(Task input begins)
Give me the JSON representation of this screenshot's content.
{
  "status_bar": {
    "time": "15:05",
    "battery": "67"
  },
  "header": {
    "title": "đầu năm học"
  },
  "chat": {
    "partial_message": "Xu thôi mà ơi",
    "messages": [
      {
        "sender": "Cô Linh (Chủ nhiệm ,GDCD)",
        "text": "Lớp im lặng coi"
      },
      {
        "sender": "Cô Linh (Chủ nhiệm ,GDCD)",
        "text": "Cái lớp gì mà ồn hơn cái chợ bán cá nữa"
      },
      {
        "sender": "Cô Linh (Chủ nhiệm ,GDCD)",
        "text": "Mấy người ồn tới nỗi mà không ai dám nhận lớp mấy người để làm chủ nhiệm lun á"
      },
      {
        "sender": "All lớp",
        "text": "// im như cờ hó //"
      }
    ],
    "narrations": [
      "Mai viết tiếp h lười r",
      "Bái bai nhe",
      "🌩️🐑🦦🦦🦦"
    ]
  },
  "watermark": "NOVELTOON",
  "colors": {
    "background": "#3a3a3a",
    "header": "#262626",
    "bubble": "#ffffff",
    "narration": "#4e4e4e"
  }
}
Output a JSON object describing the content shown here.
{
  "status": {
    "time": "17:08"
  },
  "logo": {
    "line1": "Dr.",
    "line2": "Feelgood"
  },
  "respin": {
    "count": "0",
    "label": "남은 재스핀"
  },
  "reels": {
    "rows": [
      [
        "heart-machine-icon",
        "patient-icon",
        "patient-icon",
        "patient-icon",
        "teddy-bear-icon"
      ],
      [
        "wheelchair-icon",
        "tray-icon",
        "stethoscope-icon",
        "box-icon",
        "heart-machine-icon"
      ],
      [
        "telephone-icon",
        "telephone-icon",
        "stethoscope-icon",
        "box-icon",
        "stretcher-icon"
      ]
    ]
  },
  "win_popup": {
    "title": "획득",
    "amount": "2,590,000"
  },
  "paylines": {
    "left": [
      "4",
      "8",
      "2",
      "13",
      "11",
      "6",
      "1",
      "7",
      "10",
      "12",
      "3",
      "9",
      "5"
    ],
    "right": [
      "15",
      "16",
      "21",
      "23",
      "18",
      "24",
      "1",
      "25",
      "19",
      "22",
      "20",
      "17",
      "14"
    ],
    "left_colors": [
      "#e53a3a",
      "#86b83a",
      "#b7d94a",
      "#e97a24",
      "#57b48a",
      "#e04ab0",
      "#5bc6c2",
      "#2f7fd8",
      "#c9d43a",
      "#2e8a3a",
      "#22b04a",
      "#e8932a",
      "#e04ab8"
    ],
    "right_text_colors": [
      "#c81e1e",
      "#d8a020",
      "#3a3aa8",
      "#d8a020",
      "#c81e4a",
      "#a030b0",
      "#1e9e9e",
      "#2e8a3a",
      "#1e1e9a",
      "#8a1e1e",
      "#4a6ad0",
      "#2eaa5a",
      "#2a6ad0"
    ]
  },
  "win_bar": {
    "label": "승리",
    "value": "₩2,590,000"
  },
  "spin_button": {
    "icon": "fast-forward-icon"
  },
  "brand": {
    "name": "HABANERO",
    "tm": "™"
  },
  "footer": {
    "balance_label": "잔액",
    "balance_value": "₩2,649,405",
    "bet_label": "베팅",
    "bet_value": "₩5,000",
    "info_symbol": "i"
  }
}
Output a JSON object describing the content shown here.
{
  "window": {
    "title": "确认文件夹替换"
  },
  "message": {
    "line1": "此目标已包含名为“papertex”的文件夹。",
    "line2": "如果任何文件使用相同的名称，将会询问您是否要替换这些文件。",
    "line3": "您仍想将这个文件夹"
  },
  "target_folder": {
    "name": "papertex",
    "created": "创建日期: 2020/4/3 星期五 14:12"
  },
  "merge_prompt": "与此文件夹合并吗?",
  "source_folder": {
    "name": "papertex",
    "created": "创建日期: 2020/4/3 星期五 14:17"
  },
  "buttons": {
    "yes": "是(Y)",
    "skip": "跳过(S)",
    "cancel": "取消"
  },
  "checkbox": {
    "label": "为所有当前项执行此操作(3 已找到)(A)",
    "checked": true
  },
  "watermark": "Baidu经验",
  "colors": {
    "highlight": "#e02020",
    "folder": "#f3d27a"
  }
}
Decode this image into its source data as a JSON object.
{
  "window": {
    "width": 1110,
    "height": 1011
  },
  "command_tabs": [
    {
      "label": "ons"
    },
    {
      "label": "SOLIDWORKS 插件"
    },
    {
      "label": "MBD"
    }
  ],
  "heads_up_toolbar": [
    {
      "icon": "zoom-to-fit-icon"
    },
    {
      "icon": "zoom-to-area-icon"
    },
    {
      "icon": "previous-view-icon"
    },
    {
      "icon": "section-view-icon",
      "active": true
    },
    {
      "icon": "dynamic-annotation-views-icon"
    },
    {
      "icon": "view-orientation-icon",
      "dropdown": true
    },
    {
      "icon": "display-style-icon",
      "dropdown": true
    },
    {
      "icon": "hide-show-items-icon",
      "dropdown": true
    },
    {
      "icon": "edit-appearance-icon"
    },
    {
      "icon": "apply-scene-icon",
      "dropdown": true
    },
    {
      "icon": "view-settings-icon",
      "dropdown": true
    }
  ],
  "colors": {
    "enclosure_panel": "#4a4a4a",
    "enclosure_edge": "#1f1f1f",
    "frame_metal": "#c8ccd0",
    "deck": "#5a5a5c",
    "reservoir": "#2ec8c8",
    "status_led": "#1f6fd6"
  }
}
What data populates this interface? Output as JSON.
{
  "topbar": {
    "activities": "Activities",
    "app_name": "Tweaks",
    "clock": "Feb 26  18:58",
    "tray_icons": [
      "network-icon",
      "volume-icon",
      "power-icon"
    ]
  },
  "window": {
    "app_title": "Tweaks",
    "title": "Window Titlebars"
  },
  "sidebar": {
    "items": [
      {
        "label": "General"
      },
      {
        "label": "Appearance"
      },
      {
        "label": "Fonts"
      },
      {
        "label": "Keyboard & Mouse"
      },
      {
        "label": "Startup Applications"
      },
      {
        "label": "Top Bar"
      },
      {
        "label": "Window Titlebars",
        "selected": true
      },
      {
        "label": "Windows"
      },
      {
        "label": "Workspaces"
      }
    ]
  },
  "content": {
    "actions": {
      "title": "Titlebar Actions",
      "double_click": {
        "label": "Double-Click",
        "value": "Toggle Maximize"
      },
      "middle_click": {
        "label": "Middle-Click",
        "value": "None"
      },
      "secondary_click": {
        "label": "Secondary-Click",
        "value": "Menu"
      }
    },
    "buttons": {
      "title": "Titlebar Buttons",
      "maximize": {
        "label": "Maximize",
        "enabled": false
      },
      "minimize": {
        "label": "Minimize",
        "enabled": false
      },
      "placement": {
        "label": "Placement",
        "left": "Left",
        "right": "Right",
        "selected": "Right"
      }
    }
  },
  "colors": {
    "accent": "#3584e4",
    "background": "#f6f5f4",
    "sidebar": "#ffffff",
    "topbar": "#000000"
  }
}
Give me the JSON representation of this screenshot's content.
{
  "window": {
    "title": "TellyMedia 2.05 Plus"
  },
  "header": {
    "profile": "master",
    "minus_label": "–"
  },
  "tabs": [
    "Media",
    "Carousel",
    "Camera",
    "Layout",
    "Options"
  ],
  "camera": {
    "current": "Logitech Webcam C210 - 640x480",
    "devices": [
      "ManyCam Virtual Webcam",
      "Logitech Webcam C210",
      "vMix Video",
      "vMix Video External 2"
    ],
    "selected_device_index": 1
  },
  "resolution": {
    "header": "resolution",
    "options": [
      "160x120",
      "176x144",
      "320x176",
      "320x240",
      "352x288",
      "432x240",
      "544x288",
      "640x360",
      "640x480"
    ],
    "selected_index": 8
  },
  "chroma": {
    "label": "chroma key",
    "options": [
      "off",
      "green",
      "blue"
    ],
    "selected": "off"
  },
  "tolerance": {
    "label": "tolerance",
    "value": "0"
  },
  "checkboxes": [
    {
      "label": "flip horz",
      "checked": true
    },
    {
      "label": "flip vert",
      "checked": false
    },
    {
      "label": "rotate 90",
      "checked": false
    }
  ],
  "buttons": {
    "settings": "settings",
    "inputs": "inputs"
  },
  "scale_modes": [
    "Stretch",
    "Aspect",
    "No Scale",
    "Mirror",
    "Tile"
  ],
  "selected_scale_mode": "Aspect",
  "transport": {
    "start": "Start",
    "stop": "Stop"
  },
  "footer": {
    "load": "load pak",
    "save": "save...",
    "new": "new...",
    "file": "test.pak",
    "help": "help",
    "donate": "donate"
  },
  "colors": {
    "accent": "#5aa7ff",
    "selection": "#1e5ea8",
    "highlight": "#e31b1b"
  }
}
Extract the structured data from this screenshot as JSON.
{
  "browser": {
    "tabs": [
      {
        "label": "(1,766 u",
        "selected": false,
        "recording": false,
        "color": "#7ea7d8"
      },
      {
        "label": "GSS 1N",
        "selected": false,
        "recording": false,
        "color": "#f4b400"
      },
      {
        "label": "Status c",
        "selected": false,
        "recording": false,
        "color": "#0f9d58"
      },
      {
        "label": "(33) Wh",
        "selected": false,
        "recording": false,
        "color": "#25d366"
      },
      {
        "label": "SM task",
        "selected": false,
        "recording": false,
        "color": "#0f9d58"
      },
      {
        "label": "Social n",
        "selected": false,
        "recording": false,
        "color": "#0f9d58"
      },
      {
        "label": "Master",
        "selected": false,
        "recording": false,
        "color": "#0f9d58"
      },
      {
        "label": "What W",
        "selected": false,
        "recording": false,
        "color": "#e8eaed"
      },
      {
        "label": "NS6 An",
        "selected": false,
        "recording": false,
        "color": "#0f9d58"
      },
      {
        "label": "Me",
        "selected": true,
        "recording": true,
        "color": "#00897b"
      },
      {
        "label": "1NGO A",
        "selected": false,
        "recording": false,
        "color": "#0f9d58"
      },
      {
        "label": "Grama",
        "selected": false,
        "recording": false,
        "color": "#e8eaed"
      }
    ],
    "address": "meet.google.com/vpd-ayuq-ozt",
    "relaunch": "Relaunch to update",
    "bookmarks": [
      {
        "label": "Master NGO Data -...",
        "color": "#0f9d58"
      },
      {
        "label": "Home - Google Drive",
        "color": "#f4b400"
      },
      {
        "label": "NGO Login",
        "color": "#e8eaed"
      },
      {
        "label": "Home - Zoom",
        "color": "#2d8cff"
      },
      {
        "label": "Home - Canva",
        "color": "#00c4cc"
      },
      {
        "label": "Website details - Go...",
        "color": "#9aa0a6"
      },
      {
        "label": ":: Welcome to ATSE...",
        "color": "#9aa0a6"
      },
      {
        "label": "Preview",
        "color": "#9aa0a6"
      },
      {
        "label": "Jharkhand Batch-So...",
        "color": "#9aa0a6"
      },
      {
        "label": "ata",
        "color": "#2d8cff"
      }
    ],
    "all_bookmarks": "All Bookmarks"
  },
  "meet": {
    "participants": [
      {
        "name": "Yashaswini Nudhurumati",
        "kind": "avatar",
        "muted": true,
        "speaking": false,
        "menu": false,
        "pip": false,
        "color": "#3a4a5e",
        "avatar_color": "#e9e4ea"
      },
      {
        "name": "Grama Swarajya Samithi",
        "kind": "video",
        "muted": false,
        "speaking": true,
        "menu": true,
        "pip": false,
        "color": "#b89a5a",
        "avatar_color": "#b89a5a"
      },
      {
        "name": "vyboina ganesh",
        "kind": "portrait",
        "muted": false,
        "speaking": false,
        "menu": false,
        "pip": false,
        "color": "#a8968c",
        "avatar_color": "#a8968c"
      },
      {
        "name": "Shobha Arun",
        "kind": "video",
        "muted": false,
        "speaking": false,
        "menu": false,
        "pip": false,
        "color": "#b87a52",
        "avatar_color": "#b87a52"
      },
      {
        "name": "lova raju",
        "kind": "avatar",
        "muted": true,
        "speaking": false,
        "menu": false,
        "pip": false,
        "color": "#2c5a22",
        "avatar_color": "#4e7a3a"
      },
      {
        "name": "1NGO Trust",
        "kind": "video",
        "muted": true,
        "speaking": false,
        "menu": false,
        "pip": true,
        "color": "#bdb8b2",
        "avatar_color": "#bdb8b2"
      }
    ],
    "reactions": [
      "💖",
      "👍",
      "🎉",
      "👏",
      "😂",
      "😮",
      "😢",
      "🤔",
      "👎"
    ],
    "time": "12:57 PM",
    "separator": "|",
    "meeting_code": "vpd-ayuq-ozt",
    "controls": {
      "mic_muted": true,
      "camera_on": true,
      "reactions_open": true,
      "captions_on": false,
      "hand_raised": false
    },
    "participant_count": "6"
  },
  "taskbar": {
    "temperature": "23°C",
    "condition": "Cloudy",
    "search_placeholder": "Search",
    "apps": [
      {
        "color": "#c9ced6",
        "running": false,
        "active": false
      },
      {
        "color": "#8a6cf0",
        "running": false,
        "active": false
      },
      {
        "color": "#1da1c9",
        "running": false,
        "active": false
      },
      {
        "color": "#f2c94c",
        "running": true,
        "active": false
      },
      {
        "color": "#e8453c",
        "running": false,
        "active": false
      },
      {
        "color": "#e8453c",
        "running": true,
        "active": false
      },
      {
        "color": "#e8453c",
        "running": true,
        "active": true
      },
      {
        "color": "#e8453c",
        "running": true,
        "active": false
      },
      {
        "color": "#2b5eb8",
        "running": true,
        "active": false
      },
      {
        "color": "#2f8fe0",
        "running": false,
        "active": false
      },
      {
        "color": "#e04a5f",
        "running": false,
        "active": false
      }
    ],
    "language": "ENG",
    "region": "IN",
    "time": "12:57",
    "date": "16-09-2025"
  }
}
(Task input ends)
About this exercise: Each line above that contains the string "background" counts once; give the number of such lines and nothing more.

Answer for this exercise: 2